• _EXERCISE REQUIREMENTS_
Report all lines of the records that contain "yaml".

SUPPLIED ENTRIES Start Marker

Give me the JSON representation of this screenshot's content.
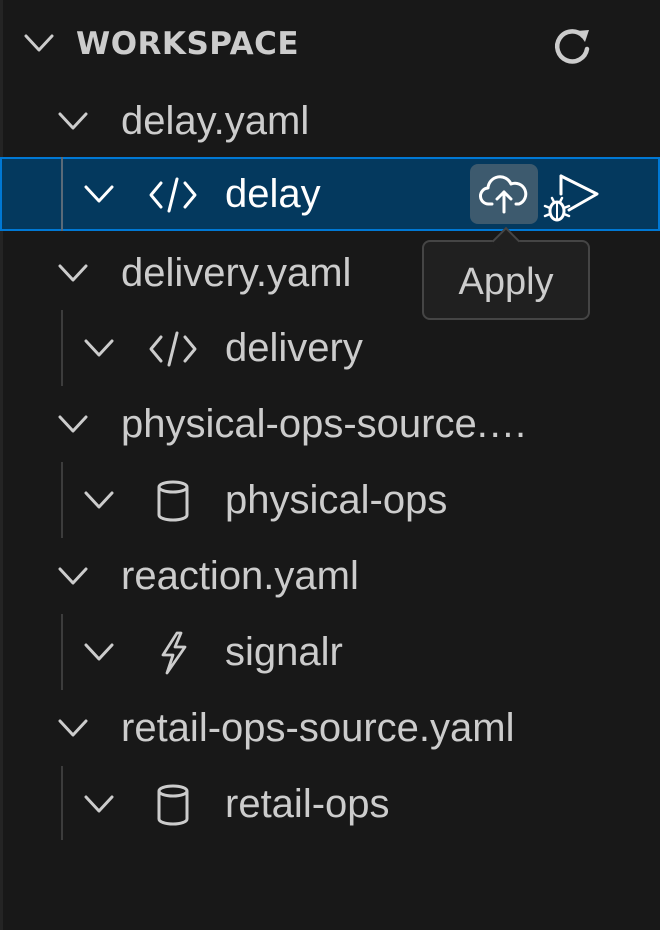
{
  "section": {
    "title": "WORKSPACE"
  },
  "tree": {
    "files": [
      {
        "name": "delay.yaml",
        "child": {
          "label": "delay",
          "kind": "code-icon",
          "selected": true
        }
      },
      {
        "name": "delivery.yaml",
        "child": {
          "label": "delivery",
          "kind": "code-icon"
        }
      },
      {
        "name": "physical-ops-source.yaml",
        "display": "physical-ops-source.…",
        "child": {
          "label": "physical-ops",
          "kind": "database-icon"
        }
      },
      {
        "name": "reaction.yaml",
        "child": {
          "label": "signalr",
          "kind": "lightning-icon"
        }
      },
      {
        "name": "retail-ops-source.yaml",
        "child": {
          "label": "retail-ops",
          "kind": "database-icon"
        }
      }
    ]
  },
  "tooltip": {
    "text": "Apply"
  },
  "icons": {
    "refresh": "refresh-icon",
    "apply": "cloud-upload-icon",
    "debug": "debug-run-icon"
  },
  "colors": {
    "background": "#181818",
    "selection_bg": "#04395e",
    "selection_border": "#0078d4",
    "text": "#cccccc",
    "selected_text": "#ffffff"
  }
}
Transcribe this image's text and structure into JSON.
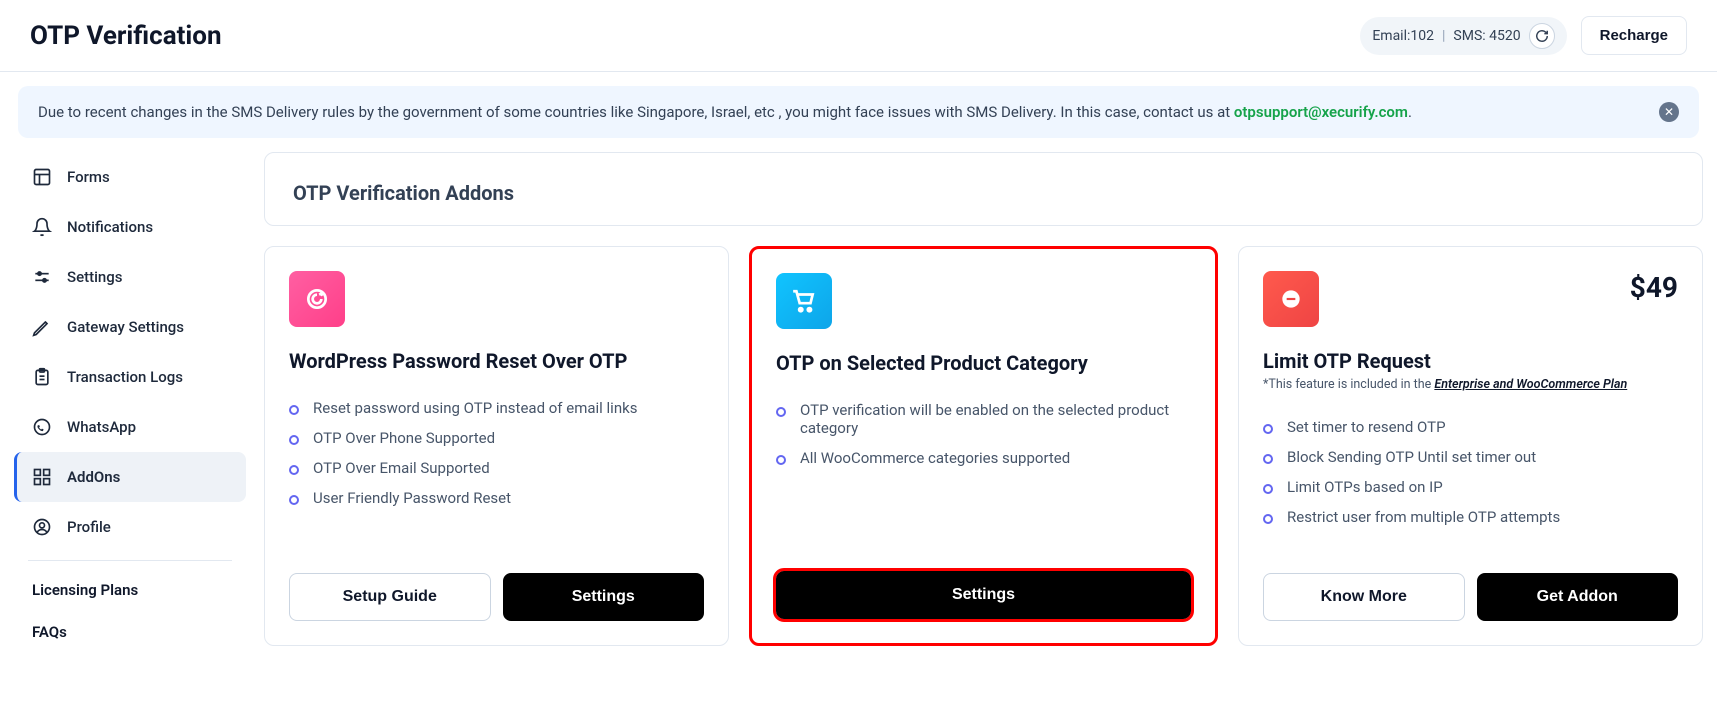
{
  "header": {
    "title": "OTP Verification",
    "email_prefix": "Email:",
    "email_count": "102",
    "sms_prefix": "SMS: ",
    "sms_count": "4520",
    "recharge_label": "Recharge"
  },
  "banner": {
    "text_before": "Due to recent changes in the SMS Delivery rules by the government of some countries like Singapore, Israel, etc , you might face issues with SMS Delivery. In this case, contact us at ",
    "email": "otpsupport@xecurify.com",
    "text_after": "."
  },
  "sidebar": {
    "items": [
      {
        "label": "Forms"
      },
      {
        "label": "Notifications"
      },
      {
        "label": "Settings"
      },
      {
        "label": "Gateway Settings"
      },
      {
        "label": "Transaction Logs"
      },
      {
        "label": "WhatsApp"
      },
      {
        "label": "AddOns"
      },
      {
        "label": "Profile"
      }
    ],
    "extra": [
      {
        "label": "Licensing Plans"
      },
      {
        "label": "FAQs"
      }
    ]
  },
  "panel": {
    "title": "OTP Verification Addons"
  },
  "cards": [
    {
      "title": "WordPress Password Reset Over OTP",
      "features": [
        "Reset password using OTP instead of email links",
        "OTP Over Phone Supported",
        "OTP Over Email Supported",
        "User Friendly Password Reset"
      ],
      "btn1": "Setup Guide",
      "btn2": "Settings"
    },
    {
      "title": "OTP on Selected Product Category",
      "features": [
        "OTP verification will be enabled on the selected product category",
        "All WooCommerce categories supported"
      ],
      "btn2": "Settings"
    },
    {
      "title": "Limit OTP Request",
      "price": "$49",
      "sub_prefix": "*This feature is included in the ",
      "sub_link": "Enterprise and WooCommerce Plan",
      "features": [
        "Set timer to resend OTP",
        "Block Sending OTP Until set timer out",
        "Limit OTPs based on IP",
        "Restrict user from multiple OTP attempts"
      ],
      "btn1": "Know More",
      "btn2": "Get Addon"
    }
  ]
}
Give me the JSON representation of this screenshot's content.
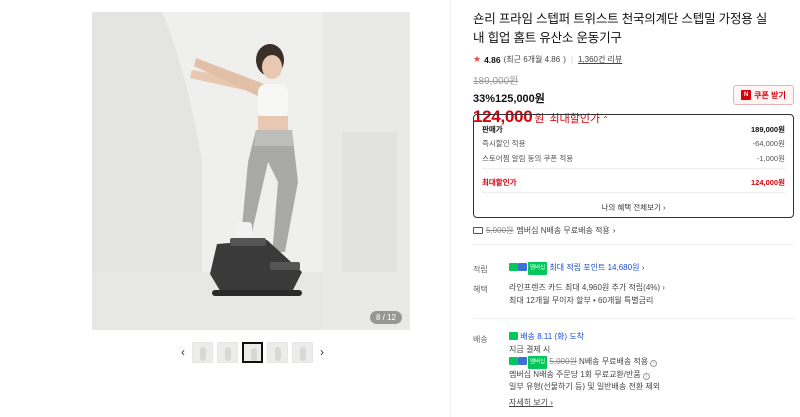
{
  "gallery": {
    "counter": "8 / 12",
    "thumbs": [
      "thumb-1",
      "thumb-2",
      "thumb-3",
      "thumb-4",
      "thumb-5"
    ],
    "active_thumb": 3
  },
  "product": {
    "title": "숀리 프라임 스텝퍼 트위스트 천국의계단 스텝밀 가정용 실내 힙업 홈트 유산소 운동기구",
    "rating": "4.86",
    "rating_recent": "(최근 6개월 4.86",
    "reviews": "1,360건 리뷰",
    "original_price": "189,000원",
    "discount_pct": "33%",
    "sale_price": "125,000원",
    "max_price": "124,000",
    "max_won": "원",
    "max_label": "최대할인가",
    "coupon_label": "쿠폰 받기"
  },
  "breakdown": {
    "rows": [
      {
        "label": "판매가",
        "value": "189,000원"
      },
      {
        "label": "즉시할인 적용",
        "value": "-64,000원"
      },
      {
        "label": "스토어찜 알림 동의 쿠폰 적용",
        "value": "-1,000원"
      },
      {
        "label": "최대할인가",
        "value": "124,000원"
      }
    ],
    "link": "나의 혜택 전체보기"
  },
  "member_shipping": {
    "old_fee": "5,000원",
    "text": "멤버십 N배송 무료배송 적용"
  },
  "points": {
    "label": "적립",
    "badge": "멤버십",
    "text": "최대 적립 포인트 14,680원"
  },
  "benefits": {
    "label": "혜택",
    "line1": "라인프렌즈 카드 최대 4,960원 추가 적립(4%)",
    "line2": "최대 12개월 무이자 할부 • 60개월 특별금리"
  },
  "delivery": {
    "label": "배송",
    "arrival_prefix": "배송",
    "arrival": "8.11 (화) 도착",
    "condition": "지금 결제 시",
    "fee_old": "5,000원",
    "fee_text": "N배송 무료배송 적용",
    "exchange": "멤버십 N배송 주문당 1회 무료교환/반품",
    "exclude": "일부 유형(선물하기 등) 및 일반배송 전환 제외",
    "more": "자세히 보기"
  },
  "colors": {
    "accent_red": "#d8000c",
    "npay_green": "#03c75a",
    "link_blue": "#1a4fce"
  }
}
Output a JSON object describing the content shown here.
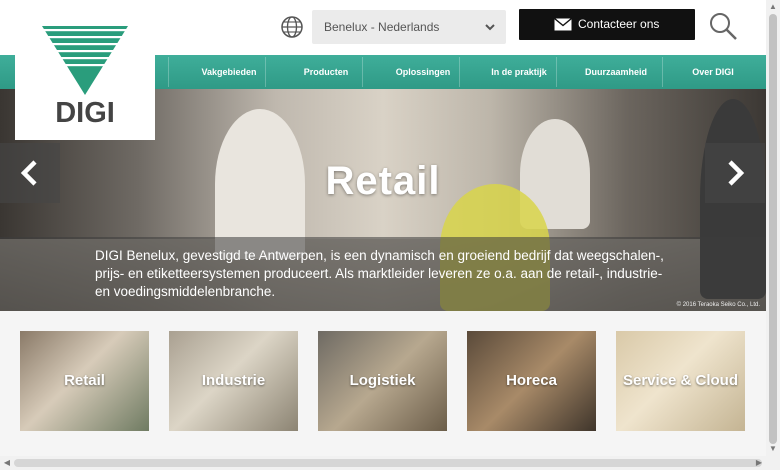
{
  "header": {
    "region_selector": {
      "value": "Benelux - Nederlands"
    },
    "contact_button": {
      "label": "Contacteer ons"
    }
  },
  "logo": {
    "text": "DIGI"
  },
  "nav": {
    "items": [
      {
        "label": "Vakgebieden"
      },
      {
        "label": "Producten"
      },
      {
        "label": "Oplossingen"
      },
      {
        "label": "In de praktijk"
      },
      {
        "label": "Duurzaamheid"
      },
      {
        "label": "Over DIGI"
      }
    ]
  },
  "hero": {
    "title": "Retail",
    "caption": "DIGI Benelux, gevestigd te Antwerpen, is een dynamisch en groeiend bedrijf dat weegschalen-, prijs- en etiketteersystemen produceert. Als marktleider leveren ze o.a. aan de retail-, industrie- en voedingsmiddelenbranche.",
    "copyright": "© 2016 Teraoka Seiko Co., Ltd."
  },
  "tiles": [
    {
      "label": "Retail"
    },
    {
      "label": "Industrie"
    },
    {
      "label": "Logistiek"
    },
    {
      "label": "Horeca"
    },
    {
      "label": "Service & Cloud"
    }
  ],
  "colors": {
    "nav_green": "#3fae9a",
    "logo_green": "#2a9d7c",
    "contact_bg": "#111111"
  }
}
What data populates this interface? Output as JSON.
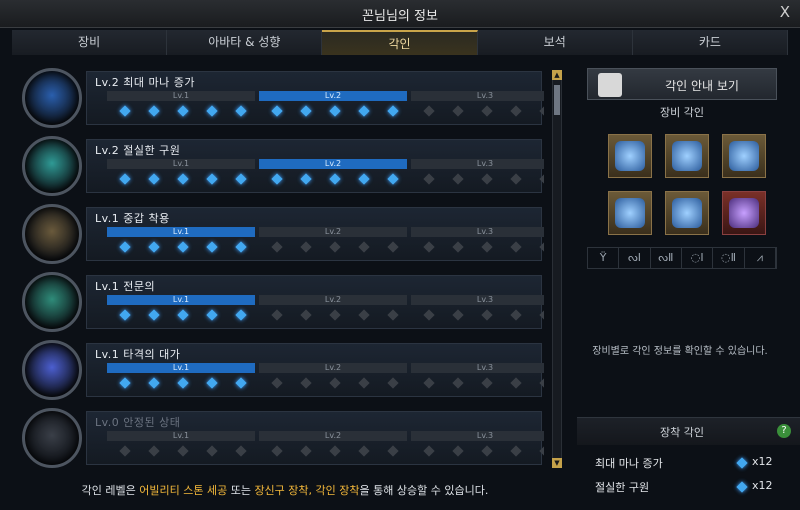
{
  "window": {
    "title": "꼰님님의 정보",
    "close": "X"
  },
  "tabs": [
    "장비",
    "아바타 & 성향",
    "각인",
    "보석",
    "카드"
  ],
  "active_tab": 2,
  "level_labels": [
    "Lv.1",
    "Lv.2",
    "Lv.3"
  ],
  "engravings": [
    {
      "title": "Lv.2 최대 마나 증가",
      "level": 2,
      "gems": 10,
      "color": "#2a5fae"
    },
    {
      "title": "Lv.2 절실한 구원",
      "level": 2,
      "gems": 10,
      "color": "#2f9a95"
    },
    {
      "title": "Lv.1 중갑 착용",
      "level": 1,
      "gems": 5,
      "color": "#6a5a3c"
    },
    {
      "title": "Lv.1 전문의",
      "level": 1,
      "gems": 5,
      "color": "#2f8c7a"
    },
    {
      "title": "Lv.1 타격의 대가",
      "level": 1,
      "gems": 5,
      "color": "#4c5fd0"
    },
    {
      "title": "Lv.0 안정된 상태",
      "level": 0,
      "gems": 0,
      "color": "#3a3f48"
    }
  ],
  "guide_button": "각인 안내 보기",
  "equip_section_title": "장비 각인",
  "slot_icons": [
    "Ϋ",
    "ᔓⅠ",
    "ᔓⅡ",
    "◌Ⅰ",
    "◌Ⅱ",
    "⩘"
  ],
  "equip_info": "장비별로 각인 정보를 확인할 수 있습니다.",
  "equipped": {
    "title": "장착 각인",
    "help": "?",
    "items": [
      {
        "name": "최대 마나 증가",
        "count": "x12"
      },
      {
        "name": "절실한 구원",
        "count": "x12"
      }
    ]
  },
  "footer": {
    "p1": "각인 레벨은 ",
    "h1": "어빌리티 스톤 세공",
    "p2": " 또는 ",
    "h2": "장신구 장착, 각인 장착",
    "p3": "을 통해 상승할 수 있습니다."
  },
  "scroll": {
    "up": "▲",
    "down": "▼"
  }
}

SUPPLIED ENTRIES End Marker

• _ANSWER TO THIS EXERCISE_
        "name": "delay.yaml",
        "name": "delivery.yaml",
        "name": "physical-ops-source.yaml",
        "name": "reaction.yaml",
        "name": "retail-ops-source.yaml",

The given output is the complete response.